Fire is a chemical reaction between oxygen and fuel – wood, lighter fluid, gasoline, etc. –when the fuel is heated to ignition temperature. When heated enough, the fuel – if it is not already a gas – releases gases and allows combustion to take place. Gases are made up of groups of atoms. When they are hot enough, they break apart to join with oxygen. Those atoms then form water molecules and carbon dioxide molecules. A chain reaction must take place in order for the fire to sustain itself and keep burning. An exact mix of fuel and oxygen need to be present for complete combustion. Complete combustion occurs when there is enough oxygen to combine with all the gas molecules. The flame produced from complete combustion is normally blue and it produces no smoke.
Below is the chemical equation of a complete combustion with methane gas as the fuel. The equation illustrates how the methane gas, oxygen gas, and heat produce carbon dioxide gas, water vapor, and heat.
CH4 (g) + 2O2 (g) + heat ⇒ CO2 (g) + 2H2O (g) + heat
Methane + Oxygen + heat ⇒ Carbon Dioxide + Water + heat
Incomplete combustion occurs when there is not enough oxygen present during the chemical reaction. Incomplete combustion normally has a yellow or orange flame and smoke is emitted. This type of combustion also produces carbon and carbon monoxide along with water and carbon dioxide.

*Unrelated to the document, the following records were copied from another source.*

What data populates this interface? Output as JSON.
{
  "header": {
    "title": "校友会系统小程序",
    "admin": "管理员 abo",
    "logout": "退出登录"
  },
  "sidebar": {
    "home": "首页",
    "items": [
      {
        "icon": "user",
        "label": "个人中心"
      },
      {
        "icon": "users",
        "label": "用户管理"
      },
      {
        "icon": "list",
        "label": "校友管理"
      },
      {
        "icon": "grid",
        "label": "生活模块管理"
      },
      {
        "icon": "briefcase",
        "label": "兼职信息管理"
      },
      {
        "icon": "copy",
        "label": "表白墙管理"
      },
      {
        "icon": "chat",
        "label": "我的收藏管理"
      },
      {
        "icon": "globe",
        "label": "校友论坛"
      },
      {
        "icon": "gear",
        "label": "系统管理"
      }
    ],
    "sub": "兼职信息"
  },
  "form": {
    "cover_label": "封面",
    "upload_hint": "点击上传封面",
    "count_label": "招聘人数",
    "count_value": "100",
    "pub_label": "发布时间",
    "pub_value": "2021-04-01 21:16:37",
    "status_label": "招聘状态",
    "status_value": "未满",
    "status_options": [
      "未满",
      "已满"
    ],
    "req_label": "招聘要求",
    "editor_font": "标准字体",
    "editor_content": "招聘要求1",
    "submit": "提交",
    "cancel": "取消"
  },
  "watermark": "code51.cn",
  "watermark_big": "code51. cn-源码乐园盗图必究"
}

Heat transfers from a higher temperature object to a lower temperature object. The transfer takes place until both objects have reached thermal equilibrium, which means they both are the same temperature. There are three main types of heat transfer: conduction, convection, and radiation. Conduction occurs between objects that are directly touching. The particles in the hotter object collide with those of the colder object. This kinetic energy is then transferred to the colder object until they reach thermal equilibrium. Once thermal equilibrium is reached the particles still collide, but they move at the same rate and sustain consistent kinetic energy. Convection happens through mass motion of a fluid. When the fluid is heated it moves away from the source of the heat and carries that energy with it. An example of this would be air in a heated house. The hot air becomes less dense and rises away from the heat source, carrying the heat with it. The colder air sinks and the cycle continues over and over again. Heat transfer through radiation happens with electromagnetic waves. Heat radiates from a central object to the area surrounding it. The higher the temperature of an object, the more it radiates heat. Thermal imaging shows the electromagnetic waves as they radiate off an object, thus creating the image.
It was a pleasure to have the students from Norco High School check out our headquarters and learn about fire safety. We were happy to give them a chance to incorporate elements from their science class into what we do at Fireblast Global. Below are some great candid moment with the class and some of the demonstrations we gave. Overall, the students had a great time and we hope they leaned a lot.
Pictured above: Fireblast Global CEO, Rick Egelin, talking with students from Norco High School
Pictured above: Students watching a demonstration of our Fuel Spill Fire Prop
Pictured above: Student watching a demonstration of our Propane Cylinder Prop